* _EXERCISE_: Show each line of the data below that has the string "JSON" in it.

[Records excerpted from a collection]

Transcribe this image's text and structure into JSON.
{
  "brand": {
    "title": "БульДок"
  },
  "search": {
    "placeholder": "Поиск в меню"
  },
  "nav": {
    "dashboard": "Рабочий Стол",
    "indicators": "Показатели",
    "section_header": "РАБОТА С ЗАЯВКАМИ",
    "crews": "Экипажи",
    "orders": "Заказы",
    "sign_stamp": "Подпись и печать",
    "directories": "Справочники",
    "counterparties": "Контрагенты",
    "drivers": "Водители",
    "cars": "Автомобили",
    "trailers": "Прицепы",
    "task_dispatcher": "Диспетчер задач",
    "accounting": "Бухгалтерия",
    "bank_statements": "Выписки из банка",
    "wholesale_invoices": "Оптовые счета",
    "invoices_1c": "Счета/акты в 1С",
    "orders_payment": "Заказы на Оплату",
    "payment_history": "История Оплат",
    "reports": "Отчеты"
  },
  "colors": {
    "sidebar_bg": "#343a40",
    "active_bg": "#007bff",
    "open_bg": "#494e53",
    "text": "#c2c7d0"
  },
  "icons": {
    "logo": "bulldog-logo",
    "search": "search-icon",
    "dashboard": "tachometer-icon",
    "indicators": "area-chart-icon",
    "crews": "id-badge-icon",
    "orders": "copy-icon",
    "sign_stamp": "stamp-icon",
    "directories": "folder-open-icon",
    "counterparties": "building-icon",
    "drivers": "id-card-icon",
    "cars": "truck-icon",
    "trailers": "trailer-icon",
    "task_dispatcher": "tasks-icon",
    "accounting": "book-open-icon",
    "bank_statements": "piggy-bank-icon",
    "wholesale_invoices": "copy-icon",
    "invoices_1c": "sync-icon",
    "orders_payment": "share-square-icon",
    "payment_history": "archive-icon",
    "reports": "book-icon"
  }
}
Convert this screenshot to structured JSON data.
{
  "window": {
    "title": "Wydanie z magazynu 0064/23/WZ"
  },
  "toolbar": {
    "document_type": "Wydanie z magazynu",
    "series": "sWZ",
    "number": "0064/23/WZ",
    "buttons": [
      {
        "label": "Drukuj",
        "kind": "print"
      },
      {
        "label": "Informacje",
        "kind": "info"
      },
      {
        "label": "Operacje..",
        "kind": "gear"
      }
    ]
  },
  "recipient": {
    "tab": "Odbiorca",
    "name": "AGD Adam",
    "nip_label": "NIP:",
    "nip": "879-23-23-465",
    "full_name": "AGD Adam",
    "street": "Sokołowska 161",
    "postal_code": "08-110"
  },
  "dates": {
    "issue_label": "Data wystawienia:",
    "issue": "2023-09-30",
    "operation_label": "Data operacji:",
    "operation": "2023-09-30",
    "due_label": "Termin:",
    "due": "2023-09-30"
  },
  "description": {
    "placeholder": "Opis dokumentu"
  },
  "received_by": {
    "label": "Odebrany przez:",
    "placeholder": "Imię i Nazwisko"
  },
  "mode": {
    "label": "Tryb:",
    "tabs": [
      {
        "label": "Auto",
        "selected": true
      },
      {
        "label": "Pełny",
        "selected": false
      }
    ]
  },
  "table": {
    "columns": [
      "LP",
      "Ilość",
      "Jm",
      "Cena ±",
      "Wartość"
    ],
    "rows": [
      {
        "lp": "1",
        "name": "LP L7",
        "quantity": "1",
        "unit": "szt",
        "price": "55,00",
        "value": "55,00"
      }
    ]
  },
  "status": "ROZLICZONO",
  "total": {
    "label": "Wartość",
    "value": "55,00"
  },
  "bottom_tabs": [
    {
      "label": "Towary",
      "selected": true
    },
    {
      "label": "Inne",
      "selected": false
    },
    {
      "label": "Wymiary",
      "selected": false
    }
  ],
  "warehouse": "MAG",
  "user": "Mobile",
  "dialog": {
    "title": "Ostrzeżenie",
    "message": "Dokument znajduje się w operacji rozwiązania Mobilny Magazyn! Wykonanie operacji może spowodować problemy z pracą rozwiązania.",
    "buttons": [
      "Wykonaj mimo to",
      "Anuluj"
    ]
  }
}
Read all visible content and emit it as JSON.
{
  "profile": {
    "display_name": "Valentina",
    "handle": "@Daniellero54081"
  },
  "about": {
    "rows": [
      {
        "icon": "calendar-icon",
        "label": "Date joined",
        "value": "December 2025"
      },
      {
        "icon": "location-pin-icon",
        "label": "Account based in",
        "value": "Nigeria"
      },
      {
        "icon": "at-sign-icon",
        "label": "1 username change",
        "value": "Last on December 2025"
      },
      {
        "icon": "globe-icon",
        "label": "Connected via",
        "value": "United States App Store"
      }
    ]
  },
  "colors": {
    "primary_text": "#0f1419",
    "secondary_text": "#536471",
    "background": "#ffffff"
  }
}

* _ANSWER TO THE PROBLEM_:
Transcribe this image's text and structure into JSON.
Convert this screenshot to structured JSON data.
Read all visible content and emit it as JSON.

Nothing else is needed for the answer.